■ What this task involves
Print the records exactly as they are written.

Data entries
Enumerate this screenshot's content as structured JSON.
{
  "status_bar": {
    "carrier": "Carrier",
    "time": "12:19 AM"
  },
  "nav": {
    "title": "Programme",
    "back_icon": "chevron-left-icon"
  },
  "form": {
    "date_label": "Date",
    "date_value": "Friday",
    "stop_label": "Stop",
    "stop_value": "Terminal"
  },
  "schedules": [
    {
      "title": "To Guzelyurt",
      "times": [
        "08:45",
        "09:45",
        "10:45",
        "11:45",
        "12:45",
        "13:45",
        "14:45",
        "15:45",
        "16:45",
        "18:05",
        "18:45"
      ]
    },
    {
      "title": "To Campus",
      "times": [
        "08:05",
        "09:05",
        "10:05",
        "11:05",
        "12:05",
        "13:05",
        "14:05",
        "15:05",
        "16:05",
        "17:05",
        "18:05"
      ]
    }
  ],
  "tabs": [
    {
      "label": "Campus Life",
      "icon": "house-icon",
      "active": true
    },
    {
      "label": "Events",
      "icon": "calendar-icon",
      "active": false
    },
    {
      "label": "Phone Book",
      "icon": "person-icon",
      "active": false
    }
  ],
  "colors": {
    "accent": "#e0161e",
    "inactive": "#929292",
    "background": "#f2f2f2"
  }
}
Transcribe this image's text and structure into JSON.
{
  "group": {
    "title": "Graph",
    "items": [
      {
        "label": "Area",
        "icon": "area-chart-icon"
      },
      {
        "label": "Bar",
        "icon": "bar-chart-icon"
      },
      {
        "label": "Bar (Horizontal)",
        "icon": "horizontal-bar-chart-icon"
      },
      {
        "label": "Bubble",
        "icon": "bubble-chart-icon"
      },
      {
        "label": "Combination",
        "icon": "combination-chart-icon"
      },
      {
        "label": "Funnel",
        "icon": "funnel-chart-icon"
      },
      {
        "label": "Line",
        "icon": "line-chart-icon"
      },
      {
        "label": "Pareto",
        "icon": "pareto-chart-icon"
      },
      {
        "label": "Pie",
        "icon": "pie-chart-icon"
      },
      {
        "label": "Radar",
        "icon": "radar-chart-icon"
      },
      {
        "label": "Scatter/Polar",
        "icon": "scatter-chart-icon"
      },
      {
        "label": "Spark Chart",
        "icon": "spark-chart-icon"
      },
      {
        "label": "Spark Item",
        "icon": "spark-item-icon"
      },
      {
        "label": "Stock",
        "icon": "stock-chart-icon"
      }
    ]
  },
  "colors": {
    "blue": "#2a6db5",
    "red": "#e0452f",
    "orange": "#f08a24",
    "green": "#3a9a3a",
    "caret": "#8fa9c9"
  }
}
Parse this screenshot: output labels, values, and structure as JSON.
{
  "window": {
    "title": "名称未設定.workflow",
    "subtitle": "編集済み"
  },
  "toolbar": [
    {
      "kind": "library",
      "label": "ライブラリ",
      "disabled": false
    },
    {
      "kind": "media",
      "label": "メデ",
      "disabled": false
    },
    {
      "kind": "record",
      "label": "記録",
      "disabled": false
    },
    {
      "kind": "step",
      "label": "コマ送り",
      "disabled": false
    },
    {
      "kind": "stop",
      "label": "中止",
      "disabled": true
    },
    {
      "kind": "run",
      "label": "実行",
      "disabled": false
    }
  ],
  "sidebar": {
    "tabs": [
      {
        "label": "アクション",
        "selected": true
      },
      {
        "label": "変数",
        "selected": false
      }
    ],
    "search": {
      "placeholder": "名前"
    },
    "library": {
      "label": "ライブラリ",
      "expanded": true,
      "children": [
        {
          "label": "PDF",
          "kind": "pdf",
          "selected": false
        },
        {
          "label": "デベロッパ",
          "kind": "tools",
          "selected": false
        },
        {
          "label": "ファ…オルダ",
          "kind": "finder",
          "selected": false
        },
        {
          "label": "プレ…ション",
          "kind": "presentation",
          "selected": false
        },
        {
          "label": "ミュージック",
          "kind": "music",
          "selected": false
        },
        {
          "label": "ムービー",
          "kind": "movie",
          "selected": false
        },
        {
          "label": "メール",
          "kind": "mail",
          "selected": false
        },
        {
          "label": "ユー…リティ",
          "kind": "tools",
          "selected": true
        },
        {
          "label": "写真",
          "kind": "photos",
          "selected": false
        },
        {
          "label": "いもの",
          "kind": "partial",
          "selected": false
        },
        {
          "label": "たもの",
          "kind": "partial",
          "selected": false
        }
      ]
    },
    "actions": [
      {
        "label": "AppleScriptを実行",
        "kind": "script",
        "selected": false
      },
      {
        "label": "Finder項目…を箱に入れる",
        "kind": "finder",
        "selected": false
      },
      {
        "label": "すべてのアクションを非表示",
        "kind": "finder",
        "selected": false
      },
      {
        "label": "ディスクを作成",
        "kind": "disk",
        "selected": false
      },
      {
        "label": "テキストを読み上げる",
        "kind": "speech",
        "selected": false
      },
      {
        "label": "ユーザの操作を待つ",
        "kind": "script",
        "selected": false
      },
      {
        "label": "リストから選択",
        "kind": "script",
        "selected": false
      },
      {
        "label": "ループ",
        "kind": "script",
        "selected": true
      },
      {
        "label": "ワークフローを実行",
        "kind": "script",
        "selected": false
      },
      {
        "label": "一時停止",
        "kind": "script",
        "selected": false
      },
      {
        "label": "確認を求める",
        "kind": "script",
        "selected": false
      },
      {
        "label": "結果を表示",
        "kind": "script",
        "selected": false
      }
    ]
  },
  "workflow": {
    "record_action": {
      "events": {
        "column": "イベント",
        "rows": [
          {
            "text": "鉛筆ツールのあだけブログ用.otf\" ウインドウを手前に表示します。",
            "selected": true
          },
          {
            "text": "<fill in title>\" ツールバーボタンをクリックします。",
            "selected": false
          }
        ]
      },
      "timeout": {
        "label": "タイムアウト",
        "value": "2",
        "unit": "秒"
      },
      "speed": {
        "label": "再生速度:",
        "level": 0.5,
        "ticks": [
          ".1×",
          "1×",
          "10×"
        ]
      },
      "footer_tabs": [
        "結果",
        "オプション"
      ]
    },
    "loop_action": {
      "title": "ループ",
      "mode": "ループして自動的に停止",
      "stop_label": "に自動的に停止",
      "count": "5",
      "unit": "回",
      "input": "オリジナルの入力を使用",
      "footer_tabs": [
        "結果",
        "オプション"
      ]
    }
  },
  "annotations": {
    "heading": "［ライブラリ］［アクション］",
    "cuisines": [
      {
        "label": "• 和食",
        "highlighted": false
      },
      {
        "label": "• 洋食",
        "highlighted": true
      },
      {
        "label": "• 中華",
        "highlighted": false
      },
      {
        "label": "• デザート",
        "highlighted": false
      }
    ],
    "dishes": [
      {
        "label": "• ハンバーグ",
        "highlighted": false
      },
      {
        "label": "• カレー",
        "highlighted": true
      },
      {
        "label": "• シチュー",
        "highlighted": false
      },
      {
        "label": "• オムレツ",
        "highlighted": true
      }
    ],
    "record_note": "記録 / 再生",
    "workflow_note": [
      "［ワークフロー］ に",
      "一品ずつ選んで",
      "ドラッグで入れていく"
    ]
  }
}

■ Output
Enumerate this screenshot's content as structured JSON.
{
  "status_bar": {
    "carrier": "Carrier",
    "time": "12:19 AM"
  },
  "nav": {
    "title": "Programme",
    "back_icon": "chevron-left-icon"
  },
  "form": {
    "date_label": "Date",
    "date_value": "Friday",
    "stop_label": "Stop",
    "stop_value": "Terminal"
  },
  "schedules": [
    {
      "title": "To Guzelyurt",
      "times": [
        "08:45",
        "09:45",
        "10:45",
        "11:45",
        "12:45",
        "13:45",
        "14:45",
        "15:45",
        "16:45",
        "18:05",
        "18:45"
      ]
    },
    {
      "title": "To Campus",
      "times": [
        "08:05",
        "09:05",
        "10:05",
        "11:05",
        "12:05",
        "13:05",
        "14:05",
        "15:05",
        "16:05",
        "17:05",
        "18:05"
      ]
    }
  ],
  "tabs": [
    {
      "label": "Campus Life",
      "icon": "house-icon",
      "active": true
    },
    {
      "label": "Events",
      "icon": "calendar-icon",
      "active": false
    },
    {
      "label": "Phone Book",
      "icon": "person-icon",
      "active": false
    }
  ],
  "colors": {
    "accent": "#e0161e",
    "inactive": "#929292",
    "background": "#f2f2f2"
  }
}
Transcribe this image's text and structure into JSON.
{
  "group": {
    "title": "Graph",
    "items": [
      {
        "label": "Area",
        "icon": "area-chart-icon"
      },
      {
        "label": "Bar",
        "icon": "bar-chart-icon"
      },
      {
        "label": "Bar (Horizontal)",
        "icon": "horizontal-bar-chart-icon"
      },
      {
        "label": "Bubble",
        "icon": "bubble-chart-icon"
      },
      {
        "label": "Combination",
        "icon": "combination-chart-icon"
      },
      {
        "label": "Funnel",
        "icon": "funnel-chart-icon"
      },
      {
        "label": "Line",
        "icon": "line-chart-icon"
      },
      {
        "label": "Pareto",
        "icon": "pareto-chart-icon"
      },
      {
        "label": "Pie",
        "icon": "pie-chart-icon"
      },
      {
        "label": "Radar",
        "icon": "radar-chart-icon"
      },
      {
        "label": "Scatter/Polar",
        "icon": "scatter-chart-icon"
      },
      {
        "label": "Spark Chart",
        "icon": "spark-chart-icon"
      },
      {
        "label": "Spark Item",
        "icon": "spark-item-icon"
      },
      {
        "label": "Stock",
        "icon": "stock-chart-icon"
      }
    ]
  },
  "colors": {
    "blue": "#2a6db5",
    "red": "#e0452f",
    "orange": "#f08a24",
    "green": "#3a9a3a",
    "caret": "#8fa9c9"
  }
}
Parse this screenshot: output labels, values, and structure as JSON.
{
  "window": {
    "title": "名称未設定.workflow",
    "subtitle": "編集済み"
  },
  "toolbar": [
    {
      "kind": "library",
      "label": "ライブラリ",
      "disabled": false
    },
    {
      "kind": "media",
      "label": "メデ",
      "disabled": false
    },
    {
      "kind": "record",
      "label": "記録",
      "disabled": false
    },
    {
      "kind": "step",
      "label": "コマ送り",
      "disabled": false
    },
    {
      "kind": "stop",
      "label": "中止",
      "disabled": true
    },
    {
      "kind": "run",
      "label": "実行",
      "disabled": false
    }
  ],
  "sidebar": {
    "tabs": [
      {
        "label": "アクション",
        "selected": true
      },
      {
        "label": "変数",
        "selected": false
      }
    ],
    "search": {
      "placeholder": "名前"
    },
    "library": {
      "label": "ライブラリ",
      "expanded": true,
      "children": [
        {
          "label": "PDF",
          "kind": "pdf",
          "selected": false
        },
        {
          "label": "デベロッパ",
          "kind": "tools",
          "selected": false
        },
        {
          "label": "ファ…オルダ",
          "kind": "finder",
          "selected": false
        },
        {
          "label": "プレ…ション",
          "kind": "presentation",
          "selected": false
        },
        {
          "label": "ミュージック",
          "kind": "music",
          "selected": false
        },
        {
          "label": "ムービー",
          "kind": "movie",
          "selected": false
        },
        {
          "label": "メール",
          "kind": "mail",
          "selected": false
        },
        {
          "label": "ユー…リティ",
          "kind": "tools",
          "selected": true
        },
        {
          "label": "写真",
          "kind": "photos",
          "selected": false
        },
        {
          "label": "いもの",
          "kind": "partial",
          "selected": false
        },
        {
          "label": "たもの",
          "kind": "partial",
          "selected": false
        }
      ]
    },
    "actions": [
      {
        "label": "AppleScriptを実行",
        "kind": "script",
        "selected": false
      },
      {
        "label": "Finder項目…を箱に入れる",
        "kind": "finder",
        "selected": false
      },
      {
        "label": "すべてのアクションを非表示",
        "kind": "finder",
        "selected": false
      },
      {
        "label": "ディスクを作成",
        "kind": "disk",
        "selected": false
      },
      {
        "label": "テキストを読み上げる",
        "kind": "speech",
        "selected": false
      },
      {
        "label": "ユーザの操作を待つ",
        "kind": "script",
        "selected": false
      },
      {
        "label": "リストから選択",
        "kind": "script",
        "selected": false
      },
      {
        "label": "ループ",
        "kind": "script",
        "selected": true
      },
      {
        "label": "ワークフローを実行",
        "kind": "script",
        "selected": false
      },
      {
        "label": "一時停止",
        "kind": "script",
        "selected": false
      },
      {
        "label": "確認を求める",
        "kind": "script",
        "selected": false
      },
      {
        "label": "結果を表示",
        "kind": "script",
        "selected": false
      }
    ]
  },
  "workflow": {
    "record_action": {
      "events": {
        "column": "イベント",
        "rows": [
          {
            "text": "鉛筆ツールのあだけブログ用.otf\" ウインドウを手前に表示します。",
            "selected": true
          },
          {
            "text": "<fill in title>\" ツールバーボタンをクリックします。",
            "selected": false
          }
        ]
      },
      "timeout": {
        "label": "タイムアウト",
        "value": "2",
        "unit": "秒"
      },
      "speed": {
        "label": "再生速度:",
        "level": 0.5,
        "ticks": [
          ".1×",
          "1×",
          "10×"
        ]
      },
      "footer_tabs": [
        "結果",
        "オプション"
      ]
    },
    "loop_action": {
      "title": "ループ",
      "mode": "ループして自動的に停止",
      "stop_label": "に自動的に停止",
      "count": "5",
      "unit": "回",
      "input": "オリジナルの入力を使用",
      "footer_tabs": [
        "結果",
        "オプション"
      ]
    }
  },
  "annotations": {
    "heading": "［ライブラリ］［アクション］",
    "cuisines": [
      {
        "label": "• 和食",
        "highlighted": false
      },
      {
        "label": "• 洋食",
        "highlighted": true
      },
      {
        "label": "• 中華",
        "highlighted": false
      },
      {
        "label": "• デザート",
        "highlighted": false
      }
    ],
    "dishes": [
      {
        "label": "• ハンバーグ",
        "highlighted": false
      },
      {
        "label": "• カレー",
        "highlighted": true
      },
      {
        "label": "• シチュー",
        "highlighted": false
      },
      {
        "label": "• オムレツ",
        "highlighted": true
      }
    ],
    "record_note": "記録 / 再生",
    "workflow_note": [
      "［ワークフロー］ に",
      "一品ずつ選んで",
      "ドラッグで入れていく"
    ]
  }
}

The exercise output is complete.